Exercise prompt - What you should copy is the line containing "Give me the" and all lines after it in the entries below, exactly and without anything added.

Supplied records -
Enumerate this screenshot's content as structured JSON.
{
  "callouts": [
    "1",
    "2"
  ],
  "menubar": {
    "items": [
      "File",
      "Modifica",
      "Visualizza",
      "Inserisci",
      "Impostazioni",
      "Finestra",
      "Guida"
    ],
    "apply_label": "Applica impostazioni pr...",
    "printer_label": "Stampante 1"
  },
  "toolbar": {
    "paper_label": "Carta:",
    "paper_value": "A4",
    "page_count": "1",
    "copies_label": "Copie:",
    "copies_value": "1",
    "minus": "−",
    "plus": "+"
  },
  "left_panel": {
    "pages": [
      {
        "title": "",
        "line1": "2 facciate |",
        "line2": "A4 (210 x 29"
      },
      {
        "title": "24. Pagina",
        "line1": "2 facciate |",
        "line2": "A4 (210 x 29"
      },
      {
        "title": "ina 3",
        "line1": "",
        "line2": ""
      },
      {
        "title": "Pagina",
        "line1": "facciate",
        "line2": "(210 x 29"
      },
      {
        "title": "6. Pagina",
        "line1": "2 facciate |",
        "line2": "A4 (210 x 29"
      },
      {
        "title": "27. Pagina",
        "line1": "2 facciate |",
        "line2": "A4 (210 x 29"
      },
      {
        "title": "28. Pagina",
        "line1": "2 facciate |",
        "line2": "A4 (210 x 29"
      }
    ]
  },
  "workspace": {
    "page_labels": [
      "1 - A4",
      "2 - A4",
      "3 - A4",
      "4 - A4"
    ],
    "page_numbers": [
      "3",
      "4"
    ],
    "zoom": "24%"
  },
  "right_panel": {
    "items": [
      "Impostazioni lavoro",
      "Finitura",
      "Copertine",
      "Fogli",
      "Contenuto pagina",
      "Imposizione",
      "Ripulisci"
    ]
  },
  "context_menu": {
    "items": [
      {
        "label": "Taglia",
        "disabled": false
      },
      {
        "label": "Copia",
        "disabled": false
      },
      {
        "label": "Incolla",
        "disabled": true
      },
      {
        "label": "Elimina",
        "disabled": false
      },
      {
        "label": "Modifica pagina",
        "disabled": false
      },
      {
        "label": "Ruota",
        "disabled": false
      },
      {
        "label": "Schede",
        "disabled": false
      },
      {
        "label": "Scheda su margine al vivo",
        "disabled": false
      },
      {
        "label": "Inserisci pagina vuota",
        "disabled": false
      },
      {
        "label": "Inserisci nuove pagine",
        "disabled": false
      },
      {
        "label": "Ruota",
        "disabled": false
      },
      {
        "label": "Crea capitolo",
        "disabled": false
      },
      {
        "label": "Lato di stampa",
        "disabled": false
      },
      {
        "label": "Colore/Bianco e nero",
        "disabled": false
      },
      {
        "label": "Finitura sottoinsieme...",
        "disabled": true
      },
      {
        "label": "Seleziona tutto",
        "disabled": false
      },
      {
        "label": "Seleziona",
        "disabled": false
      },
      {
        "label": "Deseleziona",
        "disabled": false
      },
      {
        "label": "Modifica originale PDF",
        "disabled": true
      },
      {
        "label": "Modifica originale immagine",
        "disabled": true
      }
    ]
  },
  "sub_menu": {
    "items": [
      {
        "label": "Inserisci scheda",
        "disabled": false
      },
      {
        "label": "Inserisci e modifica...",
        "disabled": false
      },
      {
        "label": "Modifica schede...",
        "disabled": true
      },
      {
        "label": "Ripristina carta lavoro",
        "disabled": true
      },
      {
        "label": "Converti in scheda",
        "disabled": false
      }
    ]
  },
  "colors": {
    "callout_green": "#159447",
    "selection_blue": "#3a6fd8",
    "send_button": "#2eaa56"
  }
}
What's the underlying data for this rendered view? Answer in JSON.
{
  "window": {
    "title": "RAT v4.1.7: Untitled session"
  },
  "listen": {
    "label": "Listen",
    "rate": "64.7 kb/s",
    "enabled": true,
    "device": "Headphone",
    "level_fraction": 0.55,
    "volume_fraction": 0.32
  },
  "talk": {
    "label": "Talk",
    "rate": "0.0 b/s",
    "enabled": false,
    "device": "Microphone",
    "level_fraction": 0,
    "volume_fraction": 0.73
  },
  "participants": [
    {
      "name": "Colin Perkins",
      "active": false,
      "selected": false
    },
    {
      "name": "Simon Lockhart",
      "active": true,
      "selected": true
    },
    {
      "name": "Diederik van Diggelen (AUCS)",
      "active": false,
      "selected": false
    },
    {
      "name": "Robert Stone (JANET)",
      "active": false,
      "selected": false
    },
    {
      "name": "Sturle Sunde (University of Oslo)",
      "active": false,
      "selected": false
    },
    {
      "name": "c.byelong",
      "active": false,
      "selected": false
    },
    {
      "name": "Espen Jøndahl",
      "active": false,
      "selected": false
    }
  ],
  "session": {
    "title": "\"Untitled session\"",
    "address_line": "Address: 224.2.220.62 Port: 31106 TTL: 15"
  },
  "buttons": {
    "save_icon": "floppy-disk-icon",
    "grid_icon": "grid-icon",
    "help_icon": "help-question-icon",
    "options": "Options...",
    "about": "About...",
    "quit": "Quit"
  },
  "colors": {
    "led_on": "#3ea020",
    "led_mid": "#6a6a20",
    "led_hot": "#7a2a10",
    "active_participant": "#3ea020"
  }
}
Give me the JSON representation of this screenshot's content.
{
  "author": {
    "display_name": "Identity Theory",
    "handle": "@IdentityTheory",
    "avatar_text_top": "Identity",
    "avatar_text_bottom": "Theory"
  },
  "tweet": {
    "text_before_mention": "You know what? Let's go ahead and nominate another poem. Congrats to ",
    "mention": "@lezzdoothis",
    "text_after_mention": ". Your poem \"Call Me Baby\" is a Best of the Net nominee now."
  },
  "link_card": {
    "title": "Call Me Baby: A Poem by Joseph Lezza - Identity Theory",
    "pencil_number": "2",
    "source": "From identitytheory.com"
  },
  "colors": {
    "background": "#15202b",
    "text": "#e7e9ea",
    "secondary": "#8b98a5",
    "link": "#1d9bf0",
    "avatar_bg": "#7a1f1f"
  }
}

Response to this task -
Give me the JSON representation of this screenshot's content.
{
  "author": {
    "display_name": "Identity Theory",
    "handle": "@IdentityTheory",
    "avatar_text_top": "Identity",
    "avatar_text_bottom": "Theory"
  },
  "tweet": {
    "text_before_mention": "You know what? Let's go ahead and nominate another poem. Congrats to ",
    "mention": "@lezzdoothis",
    "text_after_mention": ". Your poem \"Call Me Baby\" is a Best of the Net nominee now."
  },
  "link_card": {
    "title": "Call Me Baby: A Poem by Joseph Lezza - Identity Theory",
    "pencil_number": "2",
    "source": "From identitytheory.com"
  },
  "colors": {
    "background": "#15202b",
    "text": "#e7e9ea",
    "secondary": "#8b98a5",
    "link": "#1d9bf0",
    "avatar_bg": "#7a1f1f"
  }
}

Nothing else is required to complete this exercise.